◆ To do ◆
Below are the records; copy each line in them that holds the word "initials".

Dataset entries:

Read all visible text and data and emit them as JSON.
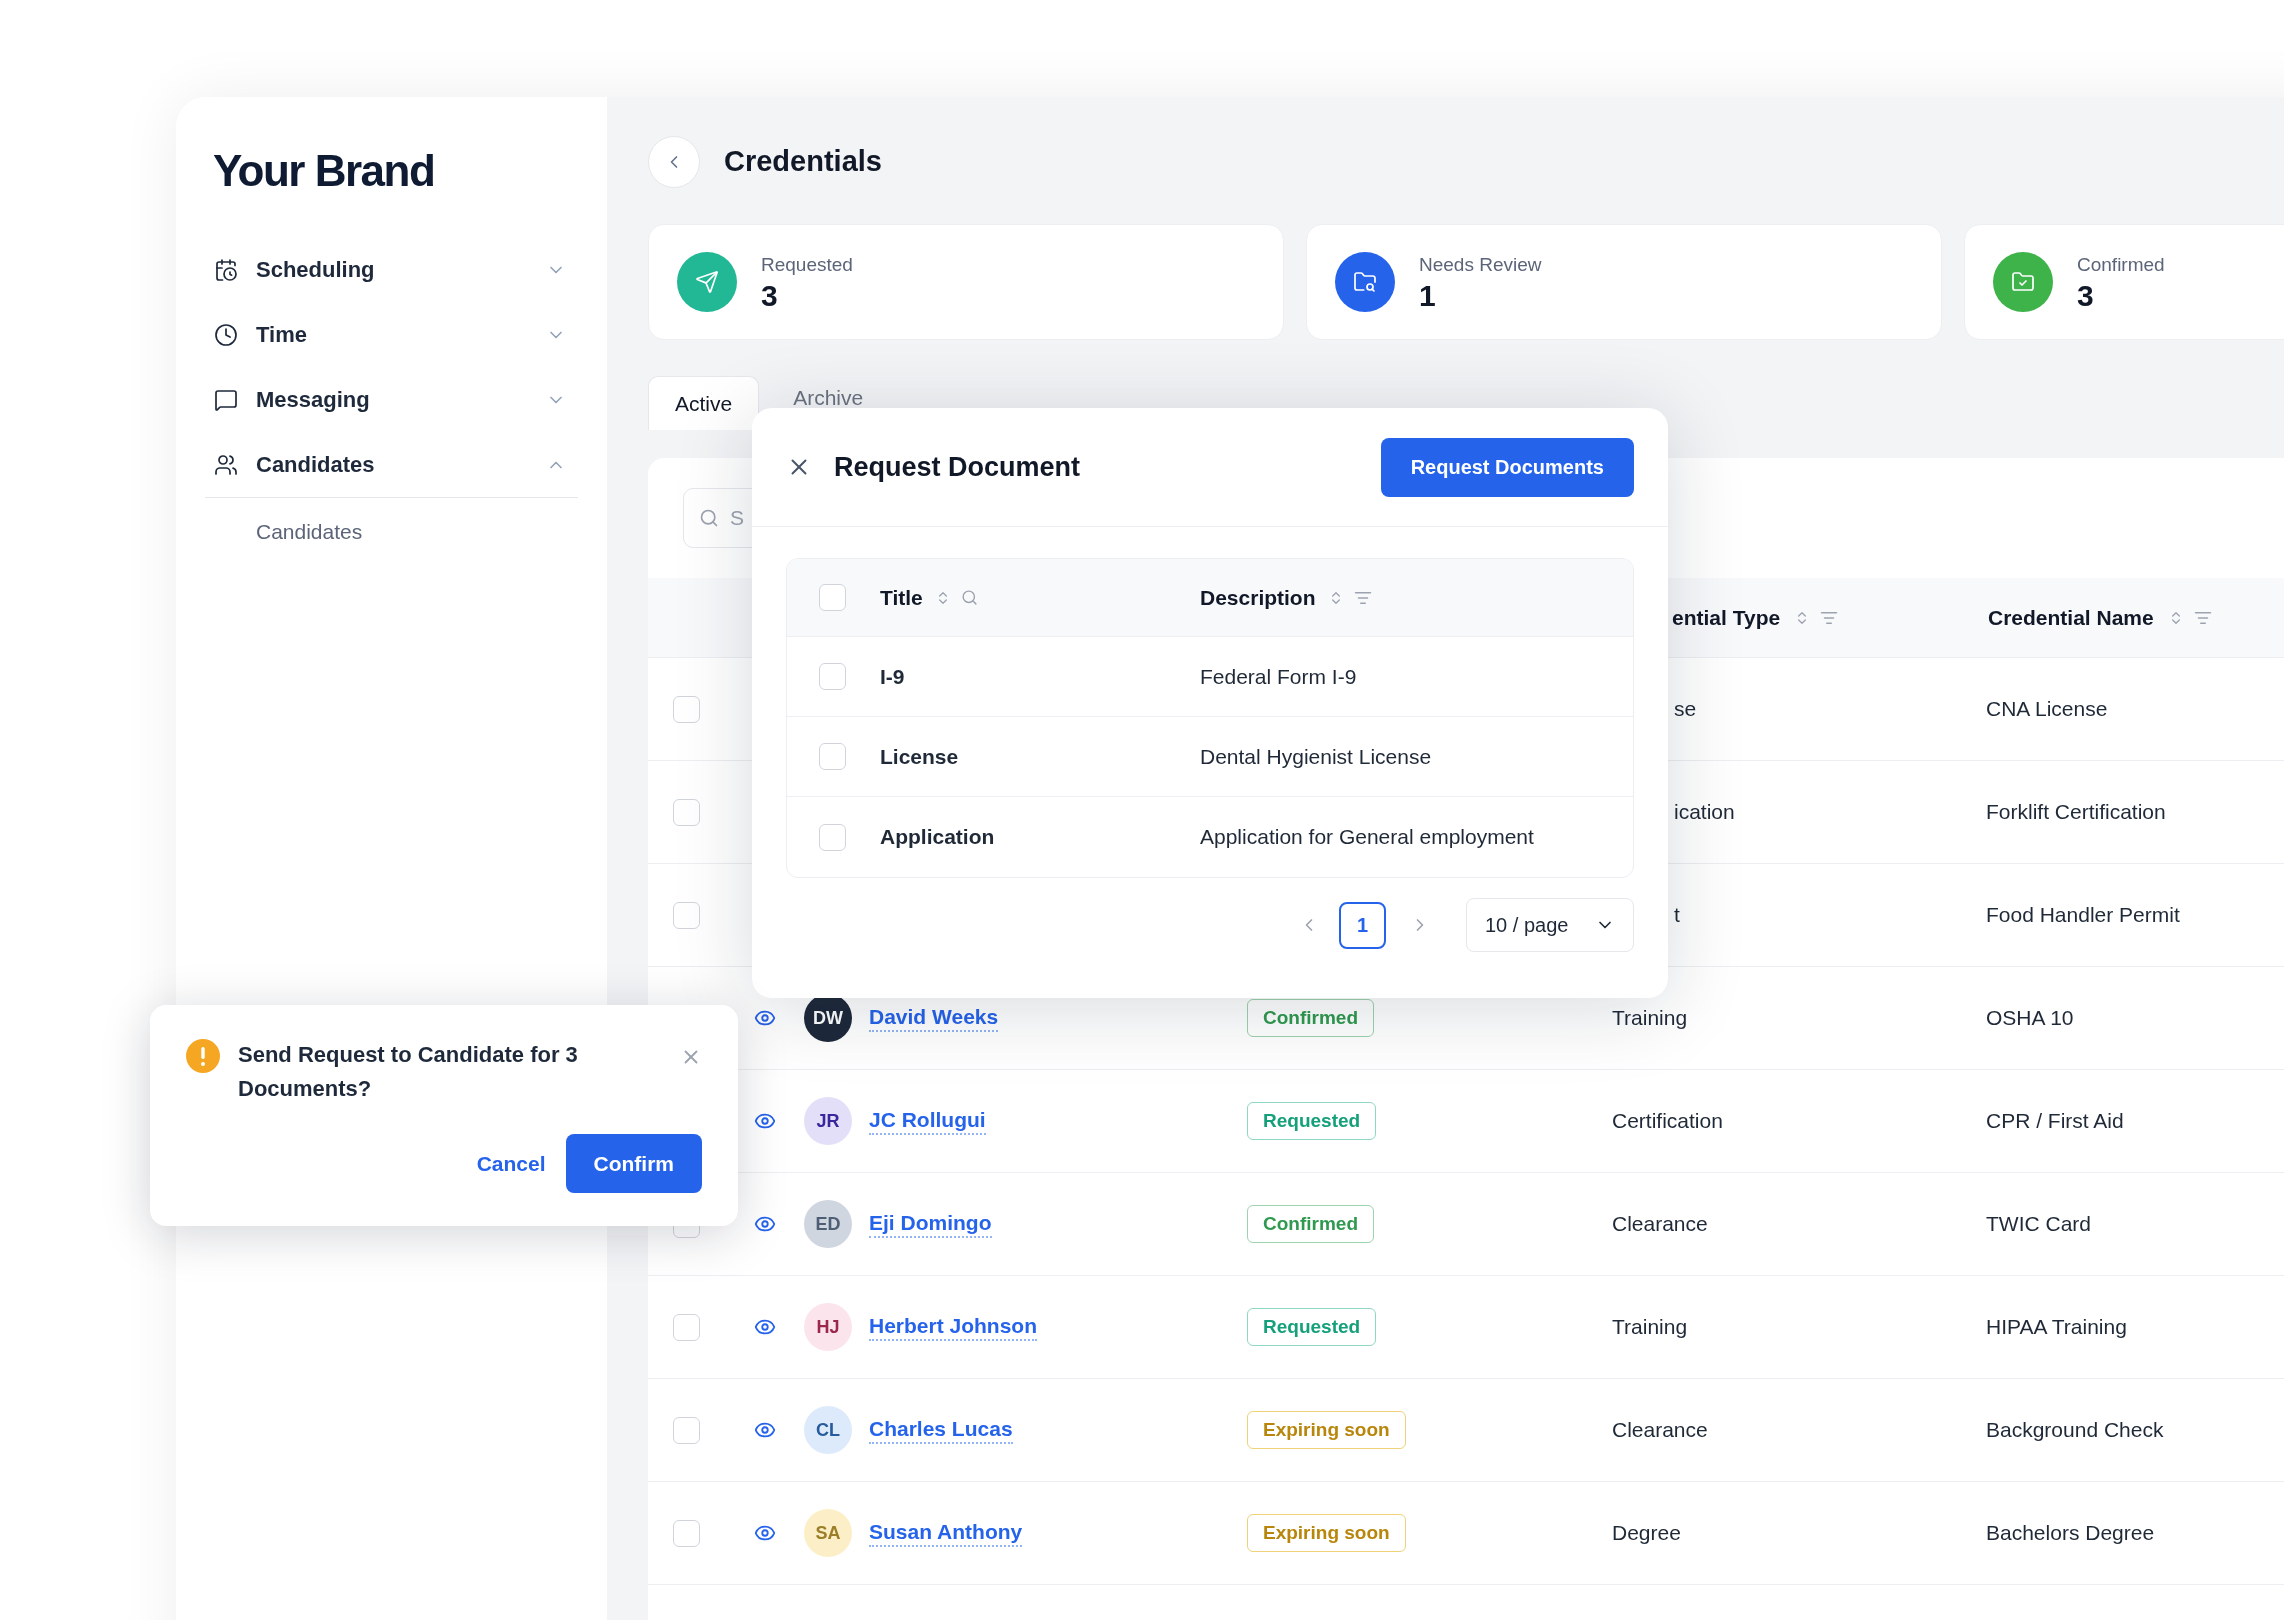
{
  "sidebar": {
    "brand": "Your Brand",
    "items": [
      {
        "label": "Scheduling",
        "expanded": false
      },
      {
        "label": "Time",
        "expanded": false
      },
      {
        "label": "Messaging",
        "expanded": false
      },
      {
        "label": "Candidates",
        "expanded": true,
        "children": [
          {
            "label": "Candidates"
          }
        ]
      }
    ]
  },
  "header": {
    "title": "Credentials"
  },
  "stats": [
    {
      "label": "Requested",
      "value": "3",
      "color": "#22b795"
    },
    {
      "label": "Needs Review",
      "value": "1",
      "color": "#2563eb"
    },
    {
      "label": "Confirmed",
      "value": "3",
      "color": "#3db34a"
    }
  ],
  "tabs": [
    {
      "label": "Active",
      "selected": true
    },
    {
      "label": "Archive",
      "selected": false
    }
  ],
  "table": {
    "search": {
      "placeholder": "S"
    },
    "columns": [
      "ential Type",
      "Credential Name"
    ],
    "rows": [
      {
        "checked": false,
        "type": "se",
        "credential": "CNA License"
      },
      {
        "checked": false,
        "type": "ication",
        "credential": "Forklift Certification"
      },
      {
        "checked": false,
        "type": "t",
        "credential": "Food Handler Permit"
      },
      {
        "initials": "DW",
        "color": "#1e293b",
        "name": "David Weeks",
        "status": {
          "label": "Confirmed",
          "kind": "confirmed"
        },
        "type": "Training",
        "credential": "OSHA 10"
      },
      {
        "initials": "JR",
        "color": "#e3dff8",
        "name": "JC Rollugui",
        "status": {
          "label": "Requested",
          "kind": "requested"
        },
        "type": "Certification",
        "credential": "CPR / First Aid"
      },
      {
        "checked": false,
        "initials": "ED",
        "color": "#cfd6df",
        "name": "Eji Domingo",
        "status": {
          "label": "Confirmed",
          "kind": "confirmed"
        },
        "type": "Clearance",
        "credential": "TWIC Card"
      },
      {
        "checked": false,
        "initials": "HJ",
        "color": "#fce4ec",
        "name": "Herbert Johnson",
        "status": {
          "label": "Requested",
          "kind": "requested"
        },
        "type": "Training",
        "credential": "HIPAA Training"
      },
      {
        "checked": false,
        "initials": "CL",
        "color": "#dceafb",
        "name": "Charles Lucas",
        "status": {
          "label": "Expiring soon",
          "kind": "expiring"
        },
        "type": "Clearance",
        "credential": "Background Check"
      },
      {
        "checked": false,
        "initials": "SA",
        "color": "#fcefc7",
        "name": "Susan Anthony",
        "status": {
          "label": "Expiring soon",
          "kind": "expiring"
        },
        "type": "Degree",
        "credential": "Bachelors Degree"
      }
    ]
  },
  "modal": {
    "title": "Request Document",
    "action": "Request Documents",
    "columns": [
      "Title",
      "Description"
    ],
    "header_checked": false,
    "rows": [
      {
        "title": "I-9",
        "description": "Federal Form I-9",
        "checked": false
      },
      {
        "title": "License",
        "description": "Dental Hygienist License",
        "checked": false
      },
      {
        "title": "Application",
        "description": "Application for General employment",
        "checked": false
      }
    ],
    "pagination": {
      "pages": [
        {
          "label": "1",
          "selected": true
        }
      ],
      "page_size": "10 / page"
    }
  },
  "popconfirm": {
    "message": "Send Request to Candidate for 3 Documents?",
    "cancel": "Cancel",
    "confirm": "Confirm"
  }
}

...

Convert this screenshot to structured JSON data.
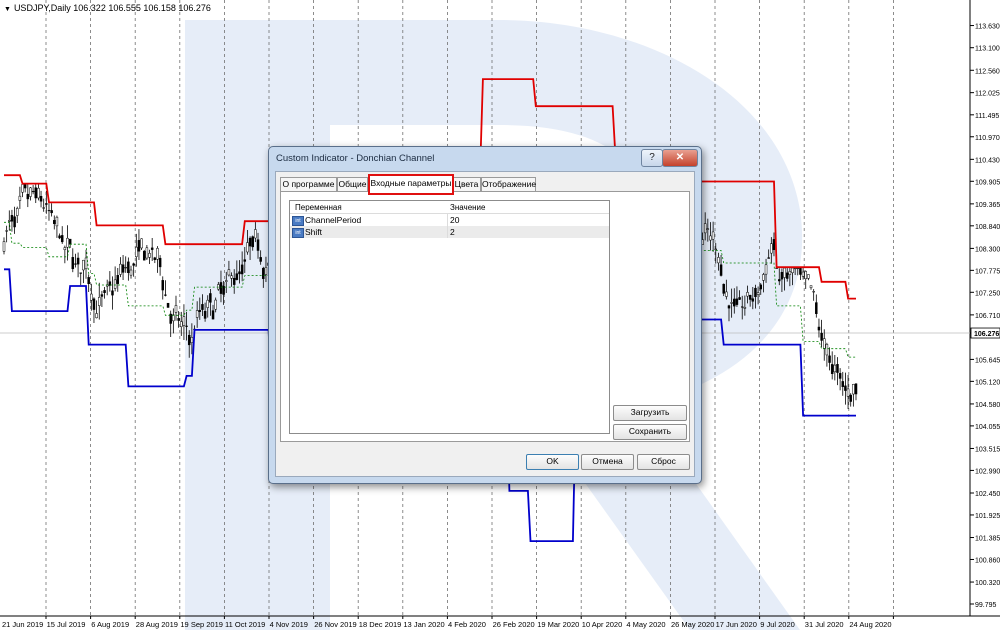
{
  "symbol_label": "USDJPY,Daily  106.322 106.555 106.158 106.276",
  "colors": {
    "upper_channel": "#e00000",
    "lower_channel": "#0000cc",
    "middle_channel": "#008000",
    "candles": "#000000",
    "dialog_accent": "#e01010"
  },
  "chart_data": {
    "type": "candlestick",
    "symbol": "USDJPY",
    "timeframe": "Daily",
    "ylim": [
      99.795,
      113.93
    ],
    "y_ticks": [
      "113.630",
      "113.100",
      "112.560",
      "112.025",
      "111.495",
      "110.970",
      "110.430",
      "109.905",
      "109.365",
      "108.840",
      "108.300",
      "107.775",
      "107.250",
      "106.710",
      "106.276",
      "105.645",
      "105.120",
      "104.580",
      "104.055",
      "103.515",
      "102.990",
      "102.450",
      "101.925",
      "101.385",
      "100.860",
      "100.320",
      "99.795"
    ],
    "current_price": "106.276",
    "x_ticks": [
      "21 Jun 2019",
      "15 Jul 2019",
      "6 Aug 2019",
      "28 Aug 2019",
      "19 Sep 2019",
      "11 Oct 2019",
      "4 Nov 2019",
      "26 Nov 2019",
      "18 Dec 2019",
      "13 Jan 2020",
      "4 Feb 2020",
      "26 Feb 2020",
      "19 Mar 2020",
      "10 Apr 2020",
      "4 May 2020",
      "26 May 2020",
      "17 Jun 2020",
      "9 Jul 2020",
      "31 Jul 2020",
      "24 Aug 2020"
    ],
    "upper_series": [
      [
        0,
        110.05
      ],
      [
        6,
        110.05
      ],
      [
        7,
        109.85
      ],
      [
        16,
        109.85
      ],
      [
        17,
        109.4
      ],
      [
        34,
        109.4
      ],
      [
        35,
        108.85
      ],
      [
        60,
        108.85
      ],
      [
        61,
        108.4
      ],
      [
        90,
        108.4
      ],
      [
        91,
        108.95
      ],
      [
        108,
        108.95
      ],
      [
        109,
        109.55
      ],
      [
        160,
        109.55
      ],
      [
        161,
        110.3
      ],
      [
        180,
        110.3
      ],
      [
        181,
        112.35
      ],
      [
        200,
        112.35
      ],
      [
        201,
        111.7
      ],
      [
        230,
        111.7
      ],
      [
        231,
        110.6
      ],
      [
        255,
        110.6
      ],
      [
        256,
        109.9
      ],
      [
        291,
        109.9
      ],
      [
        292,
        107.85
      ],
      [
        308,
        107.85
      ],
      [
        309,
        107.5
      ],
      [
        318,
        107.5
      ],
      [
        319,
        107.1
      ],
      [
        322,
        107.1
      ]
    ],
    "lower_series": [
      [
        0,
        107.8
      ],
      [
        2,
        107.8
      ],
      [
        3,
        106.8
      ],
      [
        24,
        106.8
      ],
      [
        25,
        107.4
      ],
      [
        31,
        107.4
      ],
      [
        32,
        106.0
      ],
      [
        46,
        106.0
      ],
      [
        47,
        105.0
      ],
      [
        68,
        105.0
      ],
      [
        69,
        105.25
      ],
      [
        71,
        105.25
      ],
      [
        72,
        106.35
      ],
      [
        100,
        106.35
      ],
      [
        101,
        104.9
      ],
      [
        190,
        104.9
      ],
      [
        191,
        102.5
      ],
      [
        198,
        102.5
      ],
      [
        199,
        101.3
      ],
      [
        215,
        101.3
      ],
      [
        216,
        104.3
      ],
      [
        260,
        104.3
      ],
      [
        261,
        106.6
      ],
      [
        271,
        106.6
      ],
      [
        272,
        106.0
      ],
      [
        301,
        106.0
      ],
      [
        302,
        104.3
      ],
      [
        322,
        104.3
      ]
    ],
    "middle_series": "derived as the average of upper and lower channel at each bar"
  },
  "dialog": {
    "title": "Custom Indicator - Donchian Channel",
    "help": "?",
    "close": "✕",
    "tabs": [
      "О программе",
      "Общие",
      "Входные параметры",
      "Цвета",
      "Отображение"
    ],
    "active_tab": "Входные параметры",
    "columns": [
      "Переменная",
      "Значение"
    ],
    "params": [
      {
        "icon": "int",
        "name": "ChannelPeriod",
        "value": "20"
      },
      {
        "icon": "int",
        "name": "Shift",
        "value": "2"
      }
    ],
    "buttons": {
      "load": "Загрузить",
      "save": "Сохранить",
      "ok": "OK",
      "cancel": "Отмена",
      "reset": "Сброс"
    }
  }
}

◆ Answer section ◆
        "initials": "DW",
        "initials": "JR",
        "initials": "ED",
        "initials": "HJ",
        "initials": "CL",
        "initials": "SA",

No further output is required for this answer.